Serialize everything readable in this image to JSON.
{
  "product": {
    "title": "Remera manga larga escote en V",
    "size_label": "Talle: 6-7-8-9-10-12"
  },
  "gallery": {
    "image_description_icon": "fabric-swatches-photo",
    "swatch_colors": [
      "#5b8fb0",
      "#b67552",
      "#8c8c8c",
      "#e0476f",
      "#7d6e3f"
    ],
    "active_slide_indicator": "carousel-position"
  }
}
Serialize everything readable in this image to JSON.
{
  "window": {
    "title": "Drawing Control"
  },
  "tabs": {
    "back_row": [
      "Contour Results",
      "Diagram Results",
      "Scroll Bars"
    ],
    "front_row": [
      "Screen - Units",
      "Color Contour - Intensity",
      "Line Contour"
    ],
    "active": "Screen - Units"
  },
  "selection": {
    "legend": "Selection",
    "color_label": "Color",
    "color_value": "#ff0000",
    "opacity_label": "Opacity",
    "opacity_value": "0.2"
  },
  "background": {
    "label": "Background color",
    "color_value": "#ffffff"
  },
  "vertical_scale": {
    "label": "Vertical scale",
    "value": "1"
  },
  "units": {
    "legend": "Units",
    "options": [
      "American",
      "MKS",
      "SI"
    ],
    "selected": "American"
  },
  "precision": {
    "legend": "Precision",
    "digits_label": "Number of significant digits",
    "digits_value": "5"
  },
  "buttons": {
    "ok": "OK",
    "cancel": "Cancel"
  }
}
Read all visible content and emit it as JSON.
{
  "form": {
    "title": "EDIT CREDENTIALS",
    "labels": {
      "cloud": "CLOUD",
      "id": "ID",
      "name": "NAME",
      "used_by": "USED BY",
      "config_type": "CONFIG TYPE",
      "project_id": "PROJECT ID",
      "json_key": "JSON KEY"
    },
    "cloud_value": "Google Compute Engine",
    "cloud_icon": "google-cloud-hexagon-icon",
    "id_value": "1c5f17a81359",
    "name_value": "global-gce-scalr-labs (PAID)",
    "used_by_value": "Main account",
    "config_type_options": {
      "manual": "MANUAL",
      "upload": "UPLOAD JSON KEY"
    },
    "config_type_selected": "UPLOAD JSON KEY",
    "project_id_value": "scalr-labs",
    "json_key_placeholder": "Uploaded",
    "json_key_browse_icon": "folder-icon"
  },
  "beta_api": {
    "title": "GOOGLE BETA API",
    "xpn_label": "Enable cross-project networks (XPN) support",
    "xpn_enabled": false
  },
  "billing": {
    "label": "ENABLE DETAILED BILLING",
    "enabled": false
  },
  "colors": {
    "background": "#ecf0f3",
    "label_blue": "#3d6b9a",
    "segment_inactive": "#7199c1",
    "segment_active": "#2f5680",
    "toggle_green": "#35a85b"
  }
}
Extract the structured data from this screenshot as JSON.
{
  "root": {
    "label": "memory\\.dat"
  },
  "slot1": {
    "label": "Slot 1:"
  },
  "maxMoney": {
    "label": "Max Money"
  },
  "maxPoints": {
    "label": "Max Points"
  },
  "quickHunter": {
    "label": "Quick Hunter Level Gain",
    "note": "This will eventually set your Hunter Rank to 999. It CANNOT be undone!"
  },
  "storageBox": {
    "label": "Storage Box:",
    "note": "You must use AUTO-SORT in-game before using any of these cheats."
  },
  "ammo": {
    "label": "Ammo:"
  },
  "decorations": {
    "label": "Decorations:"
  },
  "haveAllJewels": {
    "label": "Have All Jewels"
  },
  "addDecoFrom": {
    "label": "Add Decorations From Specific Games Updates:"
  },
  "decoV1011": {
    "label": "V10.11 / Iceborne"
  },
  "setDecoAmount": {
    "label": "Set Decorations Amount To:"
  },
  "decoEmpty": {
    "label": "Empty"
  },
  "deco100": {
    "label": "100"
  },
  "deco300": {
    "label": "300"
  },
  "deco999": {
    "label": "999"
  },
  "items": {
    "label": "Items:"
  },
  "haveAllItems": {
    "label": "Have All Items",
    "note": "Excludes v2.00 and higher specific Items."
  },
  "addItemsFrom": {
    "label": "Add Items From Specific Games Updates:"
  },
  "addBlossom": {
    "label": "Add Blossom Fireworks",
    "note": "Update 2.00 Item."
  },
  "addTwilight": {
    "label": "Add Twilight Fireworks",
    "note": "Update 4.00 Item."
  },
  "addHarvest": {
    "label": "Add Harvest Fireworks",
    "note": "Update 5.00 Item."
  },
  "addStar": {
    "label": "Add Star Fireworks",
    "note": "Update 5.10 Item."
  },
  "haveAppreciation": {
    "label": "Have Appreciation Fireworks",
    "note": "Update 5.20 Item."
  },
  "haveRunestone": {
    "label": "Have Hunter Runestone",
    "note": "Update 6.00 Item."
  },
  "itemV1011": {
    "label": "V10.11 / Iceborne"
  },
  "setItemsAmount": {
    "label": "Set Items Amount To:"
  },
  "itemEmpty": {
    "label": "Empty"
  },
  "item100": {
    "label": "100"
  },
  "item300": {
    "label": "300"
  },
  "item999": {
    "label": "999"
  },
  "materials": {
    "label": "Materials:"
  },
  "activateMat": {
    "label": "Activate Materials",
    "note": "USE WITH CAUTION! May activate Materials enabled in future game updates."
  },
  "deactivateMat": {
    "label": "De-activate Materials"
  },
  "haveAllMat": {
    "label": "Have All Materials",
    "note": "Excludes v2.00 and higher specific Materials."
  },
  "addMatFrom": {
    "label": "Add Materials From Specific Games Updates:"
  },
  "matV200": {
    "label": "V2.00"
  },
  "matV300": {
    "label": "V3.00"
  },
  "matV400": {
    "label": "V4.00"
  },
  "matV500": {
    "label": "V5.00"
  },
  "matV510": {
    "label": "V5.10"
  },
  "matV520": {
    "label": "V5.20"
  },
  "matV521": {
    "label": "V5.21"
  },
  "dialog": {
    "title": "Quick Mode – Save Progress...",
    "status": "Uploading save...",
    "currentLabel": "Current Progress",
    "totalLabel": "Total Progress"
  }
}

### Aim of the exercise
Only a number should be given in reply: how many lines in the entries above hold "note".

### Output below
11